The CMT Association serves as a prominent organization for professional analysts who utilize technical analysis as their primary approach to assessing the markets. To earn the Chartered Market Technician (CMT) designation, analysts must pass a series of three rigorous exams that cover various technical analysis aspects. The CMT designation holds global recognition and garners significant respect from industry professionals.

Notably, the CMT Association recently waived the Level 1 exam requirement for individuals who have already earned the Certified Financial Analyst (CFA) charter. This demonstrates how the two approaches complement each other, as the CFA designation centers on fundamental analysis while the CMT designation focuses on technical analysis. By combining these skill sets, finance professionals can gain a more comprehensive understanding of the markets.

What are the assumptions made by technical analysts?

Professional technical analysts generally accept three key assumptions in their approach. The first assumption is that the market discounts everything, similar to the efficient market hypothesis. Second, prices exhibit trends even in random market movements. Third, history tends to repeat itself, with the repetitive nature of price movements attributed to predictable market psychology influenced by emotions like fear and excitement.

How and where does one learn about technical analysis?

As an aspiring investor, it’s natural to want to learn about technical analysis, a popular method of evaluating securities. However, jumping into technical analysis without first understanding the basics of investing, stocks, and financials can be overwhelming and ineffective. To build a strong foundation, consider reading books, enrolling in online courses, or attending classes to gain a fundamental understanding of the market.

Once you have a grasp of the basics, you can begin to explore technical analysis in greater depth. Resources such as books, websites, and online courses are available to help you develop a working knowledge of the tools and techniques of technical analysis. With patience, persistence, and a willingness to learn, anyone can master technical analysis and make informed investment decisions.

Key takeaways

  • Technical analysis uses past price and volume data to identify trading opportunities and predict future price movements.
  • Technical analysis differs from fundamental analysis, which focuses on a company’s financials rather than price trends.
  • Technical analysts believe that studying past trading activity and price changes can provide valuable insights into a security’s future price movements.
View Article Sources
  1. Blume, M.E., & Stambaugh, R. F. (1983). Biases in computed returns: An application to the size effect.

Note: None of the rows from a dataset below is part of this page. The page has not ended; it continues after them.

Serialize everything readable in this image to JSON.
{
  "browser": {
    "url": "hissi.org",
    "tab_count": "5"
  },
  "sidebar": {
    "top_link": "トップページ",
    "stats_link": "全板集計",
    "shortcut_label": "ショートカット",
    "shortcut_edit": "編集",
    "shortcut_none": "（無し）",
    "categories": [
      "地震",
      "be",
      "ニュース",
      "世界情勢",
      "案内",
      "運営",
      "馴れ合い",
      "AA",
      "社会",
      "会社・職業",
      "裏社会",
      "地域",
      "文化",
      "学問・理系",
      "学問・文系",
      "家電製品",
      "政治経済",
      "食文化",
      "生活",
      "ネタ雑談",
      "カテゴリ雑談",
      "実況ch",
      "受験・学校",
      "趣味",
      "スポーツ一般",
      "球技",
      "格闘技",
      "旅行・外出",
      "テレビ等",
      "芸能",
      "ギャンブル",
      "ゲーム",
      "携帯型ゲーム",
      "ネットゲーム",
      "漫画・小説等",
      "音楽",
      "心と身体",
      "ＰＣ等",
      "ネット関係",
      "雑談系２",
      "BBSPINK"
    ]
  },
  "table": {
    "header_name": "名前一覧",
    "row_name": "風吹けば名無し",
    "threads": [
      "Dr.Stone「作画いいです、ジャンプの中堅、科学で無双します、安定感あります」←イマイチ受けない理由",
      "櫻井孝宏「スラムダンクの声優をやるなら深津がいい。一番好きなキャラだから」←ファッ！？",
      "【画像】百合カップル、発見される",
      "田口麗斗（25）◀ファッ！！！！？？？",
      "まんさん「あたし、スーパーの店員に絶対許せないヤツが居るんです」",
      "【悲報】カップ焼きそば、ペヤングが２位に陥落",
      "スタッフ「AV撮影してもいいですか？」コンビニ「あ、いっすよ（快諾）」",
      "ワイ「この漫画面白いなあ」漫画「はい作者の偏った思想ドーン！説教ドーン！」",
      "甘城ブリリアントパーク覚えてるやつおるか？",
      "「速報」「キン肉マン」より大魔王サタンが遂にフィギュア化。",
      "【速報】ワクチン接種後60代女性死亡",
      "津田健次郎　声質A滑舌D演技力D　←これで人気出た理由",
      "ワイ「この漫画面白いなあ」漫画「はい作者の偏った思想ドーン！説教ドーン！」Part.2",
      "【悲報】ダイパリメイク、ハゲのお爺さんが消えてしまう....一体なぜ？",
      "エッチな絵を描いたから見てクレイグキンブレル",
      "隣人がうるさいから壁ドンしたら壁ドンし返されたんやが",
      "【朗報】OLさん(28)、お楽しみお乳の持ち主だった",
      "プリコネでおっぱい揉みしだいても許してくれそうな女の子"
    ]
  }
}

Journal of Financial Economics, 12(3), 387-404.
  2. Edwards, R. D., & Magee, J. (1992). Technical analysis of stock trends (5th ed.). CRC Press.
  3. Kirkpatrick, C. D., & Dahlquist, J. R. (2010). Technical analysis: The complete resource for financial market technicians (2nd ed.). FT Press.
  4. Lo, A. W., Mamaysky, H., & Wang, J. (2000). Foundations of technical analysis: Computational algorithms, statistical inference, and empirical implementation. Journal of Finance, 55(4), 1705-1770.
  5. What Is A Buy Stop Order And When Would You Use One? – SuperMoney
  6. Collar Options Strategy – SuperMoney